*ASSIGNMENT*
Count every line below that contains "Sales", then state the total with no other output.

════

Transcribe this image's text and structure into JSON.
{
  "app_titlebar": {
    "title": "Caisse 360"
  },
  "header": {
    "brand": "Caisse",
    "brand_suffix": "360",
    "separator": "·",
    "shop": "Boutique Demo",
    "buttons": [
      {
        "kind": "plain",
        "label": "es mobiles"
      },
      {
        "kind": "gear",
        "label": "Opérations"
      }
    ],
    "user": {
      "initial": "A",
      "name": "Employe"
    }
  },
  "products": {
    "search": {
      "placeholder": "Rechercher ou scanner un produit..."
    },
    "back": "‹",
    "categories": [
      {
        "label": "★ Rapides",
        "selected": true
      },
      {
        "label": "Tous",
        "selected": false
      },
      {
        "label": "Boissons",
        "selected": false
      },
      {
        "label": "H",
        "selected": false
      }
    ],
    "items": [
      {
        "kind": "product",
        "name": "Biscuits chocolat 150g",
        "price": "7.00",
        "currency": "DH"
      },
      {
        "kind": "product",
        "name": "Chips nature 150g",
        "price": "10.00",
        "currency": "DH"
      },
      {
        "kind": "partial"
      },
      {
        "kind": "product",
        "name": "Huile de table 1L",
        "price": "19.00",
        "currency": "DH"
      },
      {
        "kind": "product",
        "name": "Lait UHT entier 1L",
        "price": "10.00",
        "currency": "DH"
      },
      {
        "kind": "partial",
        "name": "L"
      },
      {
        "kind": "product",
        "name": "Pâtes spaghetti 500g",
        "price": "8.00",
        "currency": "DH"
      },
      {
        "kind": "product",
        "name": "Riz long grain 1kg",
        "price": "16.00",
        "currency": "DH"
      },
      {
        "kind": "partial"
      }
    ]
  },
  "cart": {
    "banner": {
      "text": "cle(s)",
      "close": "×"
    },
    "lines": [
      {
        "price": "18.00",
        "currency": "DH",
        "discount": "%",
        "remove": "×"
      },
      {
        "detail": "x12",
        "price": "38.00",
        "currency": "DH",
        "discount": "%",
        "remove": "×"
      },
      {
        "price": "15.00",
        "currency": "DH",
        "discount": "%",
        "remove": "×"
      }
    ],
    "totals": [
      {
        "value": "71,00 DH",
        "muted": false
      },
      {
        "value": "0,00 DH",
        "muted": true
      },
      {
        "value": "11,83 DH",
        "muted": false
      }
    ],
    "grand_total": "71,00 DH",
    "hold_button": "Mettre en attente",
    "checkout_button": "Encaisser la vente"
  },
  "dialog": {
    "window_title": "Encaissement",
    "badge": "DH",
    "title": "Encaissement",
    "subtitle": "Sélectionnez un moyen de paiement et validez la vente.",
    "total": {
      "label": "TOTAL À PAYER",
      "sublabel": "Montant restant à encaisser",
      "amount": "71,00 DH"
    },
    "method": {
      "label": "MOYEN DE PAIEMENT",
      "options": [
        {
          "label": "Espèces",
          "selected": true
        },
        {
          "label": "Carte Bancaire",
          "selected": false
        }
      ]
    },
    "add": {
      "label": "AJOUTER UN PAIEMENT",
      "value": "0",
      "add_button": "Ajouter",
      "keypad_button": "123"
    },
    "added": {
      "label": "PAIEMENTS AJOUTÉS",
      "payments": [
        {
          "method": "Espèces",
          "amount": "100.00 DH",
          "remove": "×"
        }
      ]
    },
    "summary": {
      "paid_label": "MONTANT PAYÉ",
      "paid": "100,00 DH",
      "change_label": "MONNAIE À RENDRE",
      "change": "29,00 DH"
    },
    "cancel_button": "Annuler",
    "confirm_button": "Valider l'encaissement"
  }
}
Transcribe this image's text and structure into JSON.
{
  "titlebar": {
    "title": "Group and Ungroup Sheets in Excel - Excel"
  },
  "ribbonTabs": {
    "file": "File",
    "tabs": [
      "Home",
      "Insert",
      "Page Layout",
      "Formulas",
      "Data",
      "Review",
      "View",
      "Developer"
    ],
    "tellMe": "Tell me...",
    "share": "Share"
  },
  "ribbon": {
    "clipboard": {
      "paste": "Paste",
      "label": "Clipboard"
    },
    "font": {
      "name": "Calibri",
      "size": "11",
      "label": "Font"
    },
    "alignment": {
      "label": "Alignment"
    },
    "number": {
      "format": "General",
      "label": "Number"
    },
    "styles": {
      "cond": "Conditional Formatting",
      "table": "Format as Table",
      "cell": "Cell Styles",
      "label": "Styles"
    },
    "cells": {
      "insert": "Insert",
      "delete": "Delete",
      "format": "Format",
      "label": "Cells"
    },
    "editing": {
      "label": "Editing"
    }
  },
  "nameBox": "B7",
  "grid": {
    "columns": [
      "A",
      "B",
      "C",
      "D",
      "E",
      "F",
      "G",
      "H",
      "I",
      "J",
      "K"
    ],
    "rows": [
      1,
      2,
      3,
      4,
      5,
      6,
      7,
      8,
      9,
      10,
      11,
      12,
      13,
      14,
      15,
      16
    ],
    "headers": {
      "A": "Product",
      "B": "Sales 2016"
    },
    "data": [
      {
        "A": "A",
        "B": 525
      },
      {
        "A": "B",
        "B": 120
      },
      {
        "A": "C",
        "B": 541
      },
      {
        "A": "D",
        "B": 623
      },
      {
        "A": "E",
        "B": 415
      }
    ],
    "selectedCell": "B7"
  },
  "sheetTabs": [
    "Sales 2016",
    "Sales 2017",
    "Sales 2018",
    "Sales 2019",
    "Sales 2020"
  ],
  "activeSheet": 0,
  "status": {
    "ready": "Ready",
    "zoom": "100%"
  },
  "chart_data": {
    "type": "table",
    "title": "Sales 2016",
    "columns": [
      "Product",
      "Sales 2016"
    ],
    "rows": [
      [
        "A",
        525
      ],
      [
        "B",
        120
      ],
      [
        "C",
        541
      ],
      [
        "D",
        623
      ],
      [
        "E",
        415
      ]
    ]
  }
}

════

*RESPONSE*
8